‘This collection includes contributions from some of the most important scholars working in the area of migration studies. The focus is especially timely, given the crises within the European and American systems but equally this book does not shy away from exposing the varying degrees of power and influence within regions and where institutions still fall far short of their mission to govern migration flows. This ambitious collection offers an original mix of countries and institutions rarely found in one volume. It is fresh, analytically rich, and above all a most useful reference point for students and scholars alike.’
– Brad Blitz, Middlesex University, UK
‘This volume offers the first systematic attempt to analyse the role of regional groupings in the area of migration, offering a compelling framework for comparative analysis of the structures and processes of governing migration. It makes a vital step in scoping and framing a new research agenda on regional migration governance.’
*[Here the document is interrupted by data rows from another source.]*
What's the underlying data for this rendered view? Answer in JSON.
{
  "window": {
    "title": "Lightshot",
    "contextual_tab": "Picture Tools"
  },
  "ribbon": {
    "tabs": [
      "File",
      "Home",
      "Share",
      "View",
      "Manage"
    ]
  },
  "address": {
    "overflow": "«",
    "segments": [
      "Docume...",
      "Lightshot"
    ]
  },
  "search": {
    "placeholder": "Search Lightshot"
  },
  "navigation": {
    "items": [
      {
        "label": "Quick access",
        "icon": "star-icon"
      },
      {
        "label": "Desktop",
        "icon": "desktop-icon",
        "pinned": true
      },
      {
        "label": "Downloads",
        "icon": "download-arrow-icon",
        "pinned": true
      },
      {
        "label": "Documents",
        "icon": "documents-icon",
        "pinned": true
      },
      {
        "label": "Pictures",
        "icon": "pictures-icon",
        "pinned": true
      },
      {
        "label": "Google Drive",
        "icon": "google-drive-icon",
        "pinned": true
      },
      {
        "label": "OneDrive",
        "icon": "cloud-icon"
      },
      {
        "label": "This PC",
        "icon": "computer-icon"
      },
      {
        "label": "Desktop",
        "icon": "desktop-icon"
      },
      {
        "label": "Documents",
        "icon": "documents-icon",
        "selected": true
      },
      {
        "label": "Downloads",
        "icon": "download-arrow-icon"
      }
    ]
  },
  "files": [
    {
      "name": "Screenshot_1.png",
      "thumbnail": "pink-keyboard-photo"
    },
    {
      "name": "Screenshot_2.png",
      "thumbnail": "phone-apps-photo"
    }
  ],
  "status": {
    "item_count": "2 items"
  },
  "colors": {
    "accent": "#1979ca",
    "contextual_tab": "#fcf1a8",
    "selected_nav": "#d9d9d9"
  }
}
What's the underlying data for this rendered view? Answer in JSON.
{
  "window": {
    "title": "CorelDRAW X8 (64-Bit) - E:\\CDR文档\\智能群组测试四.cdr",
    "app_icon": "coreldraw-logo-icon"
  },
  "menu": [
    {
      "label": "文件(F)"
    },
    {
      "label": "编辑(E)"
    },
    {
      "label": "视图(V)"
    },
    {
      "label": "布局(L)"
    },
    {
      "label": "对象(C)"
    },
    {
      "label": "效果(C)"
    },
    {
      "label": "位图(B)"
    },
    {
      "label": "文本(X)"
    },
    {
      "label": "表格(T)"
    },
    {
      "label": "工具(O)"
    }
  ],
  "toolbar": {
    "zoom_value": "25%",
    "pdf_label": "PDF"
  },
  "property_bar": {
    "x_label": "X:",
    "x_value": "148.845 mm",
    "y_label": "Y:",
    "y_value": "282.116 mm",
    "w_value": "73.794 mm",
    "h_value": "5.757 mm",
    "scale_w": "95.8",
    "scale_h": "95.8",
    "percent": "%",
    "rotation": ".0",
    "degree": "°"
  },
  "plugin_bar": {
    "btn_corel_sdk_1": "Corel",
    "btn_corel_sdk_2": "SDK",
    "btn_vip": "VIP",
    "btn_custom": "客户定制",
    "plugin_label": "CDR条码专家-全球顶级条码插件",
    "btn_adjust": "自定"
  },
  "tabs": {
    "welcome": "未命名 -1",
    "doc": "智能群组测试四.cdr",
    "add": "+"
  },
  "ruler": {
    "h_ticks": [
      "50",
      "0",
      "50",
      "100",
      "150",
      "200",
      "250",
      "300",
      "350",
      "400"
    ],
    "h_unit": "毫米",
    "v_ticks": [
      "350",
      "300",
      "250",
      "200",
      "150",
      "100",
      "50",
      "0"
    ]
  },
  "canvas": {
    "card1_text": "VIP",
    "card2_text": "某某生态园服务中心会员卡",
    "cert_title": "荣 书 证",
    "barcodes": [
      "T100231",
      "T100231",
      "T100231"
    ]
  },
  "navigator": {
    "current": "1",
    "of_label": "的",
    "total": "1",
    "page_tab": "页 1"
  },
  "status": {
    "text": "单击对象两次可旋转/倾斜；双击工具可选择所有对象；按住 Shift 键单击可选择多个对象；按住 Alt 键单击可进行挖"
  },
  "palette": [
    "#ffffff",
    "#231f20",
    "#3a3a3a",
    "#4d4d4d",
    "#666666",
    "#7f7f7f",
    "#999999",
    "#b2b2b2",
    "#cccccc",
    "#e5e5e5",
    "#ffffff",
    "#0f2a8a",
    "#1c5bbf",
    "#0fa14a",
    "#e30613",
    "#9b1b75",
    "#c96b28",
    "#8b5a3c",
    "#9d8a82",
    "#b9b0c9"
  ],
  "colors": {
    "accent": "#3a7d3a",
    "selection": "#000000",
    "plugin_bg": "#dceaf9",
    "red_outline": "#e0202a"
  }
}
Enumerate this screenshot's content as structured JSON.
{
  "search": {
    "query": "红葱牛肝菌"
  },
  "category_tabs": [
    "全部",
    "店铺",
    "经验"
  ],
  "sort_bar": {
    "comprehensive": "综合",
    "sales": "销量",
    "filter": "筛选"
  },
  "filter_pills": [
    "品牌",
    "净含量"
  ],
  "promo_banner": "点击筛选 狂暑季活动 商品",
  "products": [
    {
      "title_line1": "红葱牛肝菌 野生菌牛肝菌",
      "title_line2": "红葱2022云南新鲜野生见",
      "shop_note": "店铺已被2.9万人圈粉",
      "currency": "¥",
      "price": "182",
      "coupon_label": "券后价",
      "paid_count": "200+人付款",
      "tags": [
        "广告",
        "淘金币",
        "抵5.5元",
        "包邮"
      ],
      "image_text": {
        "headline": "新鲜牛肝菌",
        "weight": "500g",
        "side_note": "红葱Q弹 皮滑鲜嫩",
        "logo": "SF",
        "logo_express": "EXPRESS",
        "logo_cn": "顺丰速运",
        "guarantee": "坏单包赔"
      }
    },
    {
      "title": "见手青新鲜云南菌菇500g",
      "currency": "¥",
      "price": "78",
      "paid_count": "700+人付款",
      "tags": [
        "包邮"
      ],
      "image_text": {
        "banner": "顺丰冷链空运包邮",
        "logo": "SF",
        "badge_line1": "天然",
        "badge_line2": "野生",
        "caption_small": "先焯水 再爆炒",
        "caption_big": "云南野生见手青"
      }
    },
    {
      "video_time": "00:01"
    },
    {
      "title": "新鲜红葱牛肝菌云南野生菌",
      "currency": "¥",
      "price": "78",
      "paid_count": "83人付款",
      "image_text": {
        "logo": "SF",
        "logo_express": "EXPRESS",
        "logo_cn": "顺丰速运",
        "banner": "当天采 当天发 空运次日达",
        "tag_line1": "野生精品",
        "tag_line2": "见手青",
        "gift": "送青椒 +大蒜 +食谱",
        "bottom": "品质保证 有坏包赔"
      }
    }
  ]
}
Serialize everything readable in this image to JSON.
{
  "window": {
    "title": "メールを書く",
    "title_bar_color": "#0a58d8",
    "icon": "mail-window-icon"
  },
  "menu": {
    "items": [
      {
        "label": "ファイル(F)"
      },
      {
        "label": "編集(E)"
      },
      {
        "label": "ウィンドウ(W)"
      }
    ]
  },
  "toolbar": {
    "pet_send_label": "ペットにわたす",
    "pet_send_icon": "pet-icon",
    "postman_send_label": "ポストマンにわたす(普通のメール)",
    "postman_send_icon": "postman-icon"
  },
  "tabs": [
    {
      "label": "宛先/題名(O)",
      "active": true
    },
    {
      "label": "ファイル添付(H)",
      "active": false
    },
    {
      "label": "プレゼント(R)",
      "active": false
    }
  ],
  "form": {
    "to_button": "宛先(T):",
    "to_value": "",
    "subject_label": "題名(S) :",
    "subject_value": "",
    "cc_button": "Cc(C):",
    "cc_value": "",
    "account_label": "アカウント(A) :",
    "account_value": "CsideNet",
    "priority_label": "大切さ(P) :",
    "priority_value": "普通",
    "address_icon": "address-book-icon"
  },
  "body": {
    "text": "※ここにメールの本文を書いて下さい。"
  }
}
– Christina Boswell, University of Edinburgh, UK
'The regional features of migration patterns and processes have long been important for scholars and policymakers in understanding migration trends, impacts and trajectories, as well as migration possibilities. Critical analysis of regional migration governance has been more muted. Coming right on the eve of the implementation phase of the Global Compact for Migration, this book guides us through variations and particularities in regional migration governance globally. It will certainly become a go-to resource for researchers, policymakers and practitioners alike.'
– Marie McAuliffe, Australian National University and the International Organization for Migration, Switzerland
‘This is a unique and forward-looking book that looks at regional migration governance from a dynamic and multi-level perspective beyond formal regional institutions, focusing also on non-state actors. This collection is also unique in that it covers a number of world regions including Asia and Latin America and not just the usual suspects of EU and North America. I strongly recommend this work to students and scholars and, why not, practitioners working in the area of governance, migration, and international relations.’
– Anna Triandafyllidou, European University Institute, Italy